JWSC 29700 Reading and Research Course. Consent of instructor and Undergraduate Program Adviser. Autumn, Winter, Spring. Students are required to submit the College Reading and Research Course Form.
JWSC 29800 Reading Yiddish for Research (= YDDH 29800/39800). Students must consult with the instructor the the eighth week of the preceding quarter to determine the subject of the course and the work to be done. Students are required to submit the College Reading and Research Course form. S. Yudkoff. Winter.
JWSC 29900 BA Paper Preparation Course. PQ: Consent of instructor and Undergraduate Program Adviser.
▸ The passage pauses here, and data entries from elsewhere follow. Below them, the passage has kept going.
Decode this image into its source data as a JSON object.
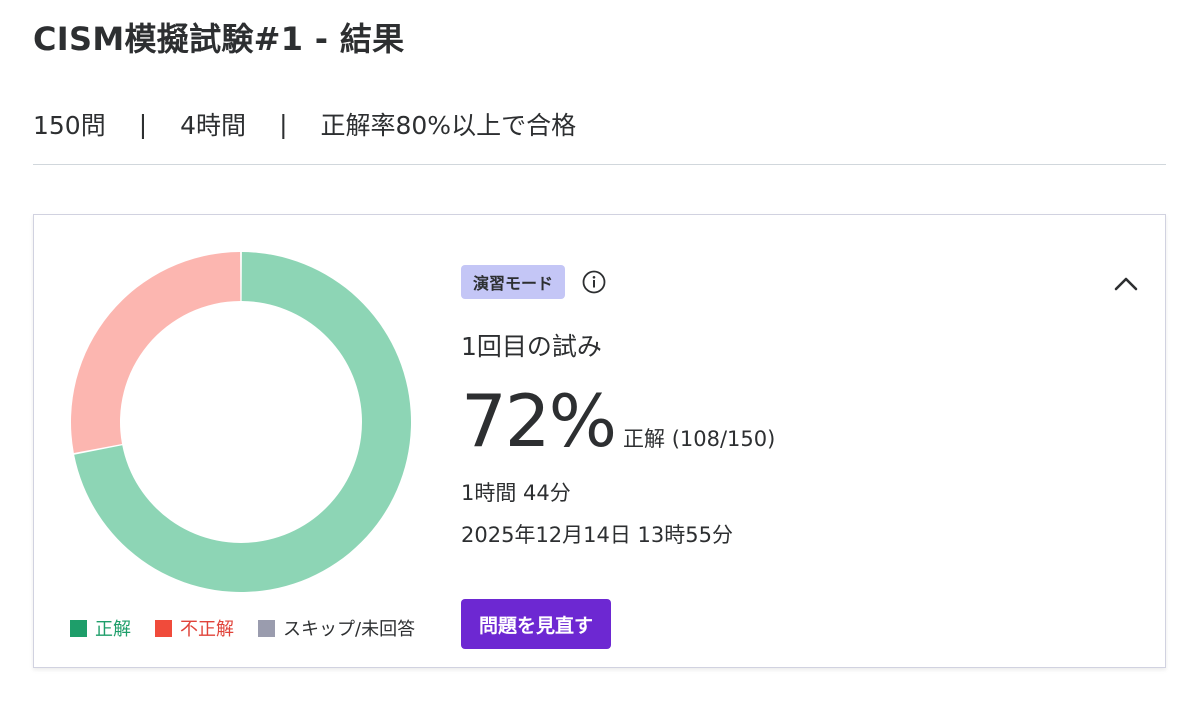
{
  "header": {
    "title": "CISM模擬試験#1 - 結果",
    "question_count": "150問",
    "duration": "4時間",
    "pass_criteria": "正解率80%以上で合格",
    "separator": "|"
  },
  "result_card": {
    "mode_badge": "演習モード",
    "info_icon": "info-icon",
    "collapse_icon": "chevron-up-icon",
    "attempt_label": "1回目の試み",
    "score_percent": "72%",
    "score_detail": "正解 (108/150)",
    "time_taken": "1時間 44分",
    "completed_at": "2025年12月14日 13時55分",
    "review_button": "問題を見直す"
  },
  "chart_data": {
    "type": "pie",
    "total": 150,
    "series": [
      {
        "name": "正解",
        "value": 108,
        "color": "#8dd5b5"
      },
      {
        "name": "不正解",
        "value": 42,
        "color": "#fcb6b0"
      },
      {
        "name": "スキップ/未回答",
        "value": 0,
        "color": "#9a9cae"
      }
    ]
  },
  "legend": [
    {
      "label": "正解",
      "swatch_color": "#1e9e6a",
      "text_color": "#1e9e6a"
    },
    {
      "label": "不正解",
      "swatch_color": "#f04b3b",
      "text_color": "#e0433a"
    },
    {
      "label": "スキップ/未回答",
      "swatch_color": "#9a9cae",
      "text_color": "#2d2f31"
    }
  ],
  "colors": {
    "accent": "#6d28d2",
    "badge_bg": "#c4c6f6"
  }
}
Autumn, Winter, Spring. Students are required to submit the College Reading and Research Course Form. Required of honors candidates. May be taken for P/F grading with consent of instructor.
NEHC 20996/30996. History of the Israeli-Arab Conflict. This course traces the development of the Arab-Israeli conflict from its nineteenth-century origins to the present day. It examines the social and ideological roots of Zionism and Palestinian Arab nationalism, the growth of Arab-Jewish hostility in Palestine during the late Ottoman and British mandate periods, the involvement of the Arab states and the great powers, the series of Arab-Israeli wars, the two intifadas, and the efforts towards negotiated agreements between Israel and the Arab states and between Israel and the Palestinians. O. Bashkin. Winter.
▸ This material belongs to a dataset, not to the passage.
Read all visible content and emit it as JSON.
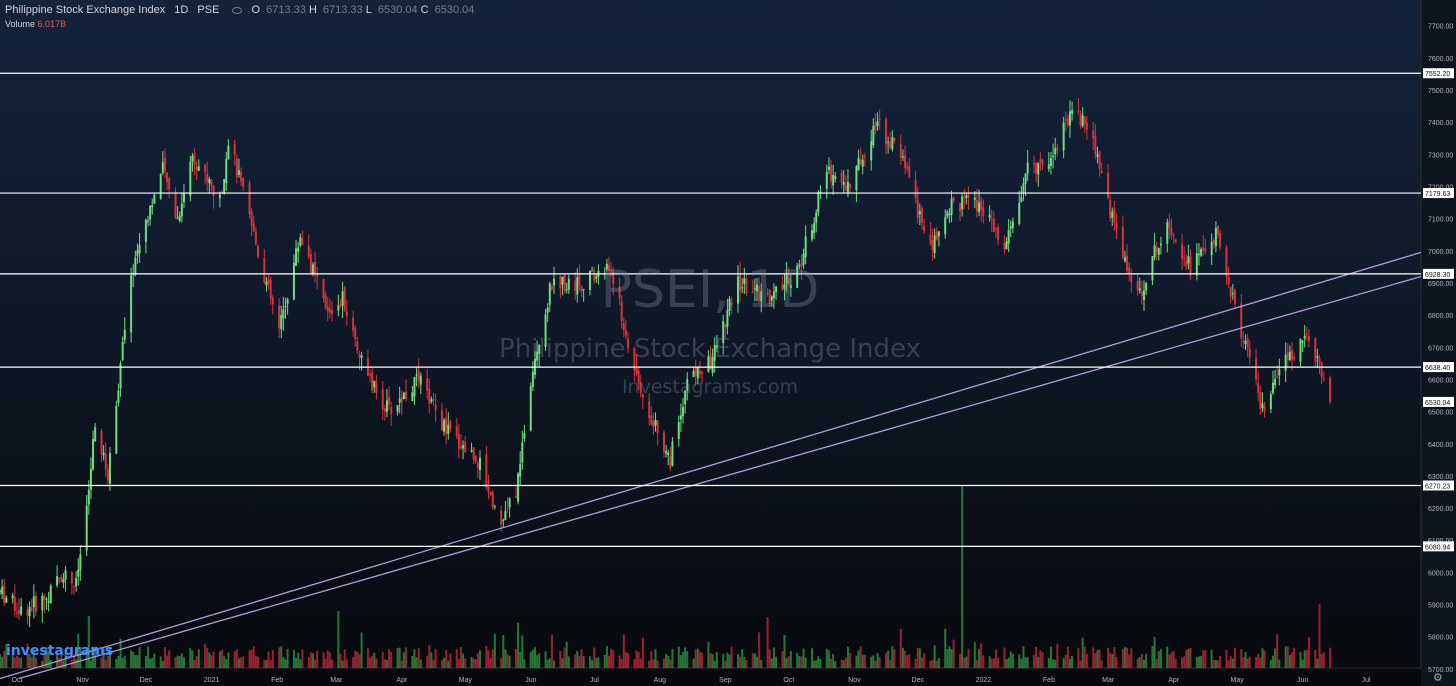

NEHC 24302/44302 (=RLIT 44302). The Representation of the Holocaust in Hebrew/Israeli Literature. From the early 1940s to this very day, the mass murder of the Jews in Europe during WW11 has been a major theme in Hebrew/Israeli fiction, poetry and drama. The many gifted individuals who have contributed to Israeli “Holocaust literature” come from different backgrounds. Some are survivors (e.g., K. Zetnik, Aharon Appelfeld, Dan Pagis). Others are natives of East Europe who happened to spend the War years far away from counties under Nazi occupation (e.g., Nathan Alterman, U.Z. Greenberg). And then there are the native Israeli authors (e.g., Haim Gury, Yoram Kaniuk) who became engaged in the subject only after the war, largely in the aftermath of the Eichmann trial. Since the 1980’s much of this literature, which is alive to this very day, has been largely produced by writers of the post-Holocaust generation (Yehoshua Sobol, Nava Semel and David Grossman). The aim of this course is to draw a broad picture of this literary-cultural phenomenon, based on selected reading of novels, short stories, poems and plays, all available in English translation. Literary texts will be studied in the context of the complex attitude of Israeli society towards the Holocaust and in relation to the ideological and political debates in which it has been involved, both during World War 11 and after. Constant reference will be made to films, stage productions, television programs and other media of representation, related, directly and indirectly, to the literary texts. D. Laor. Spring.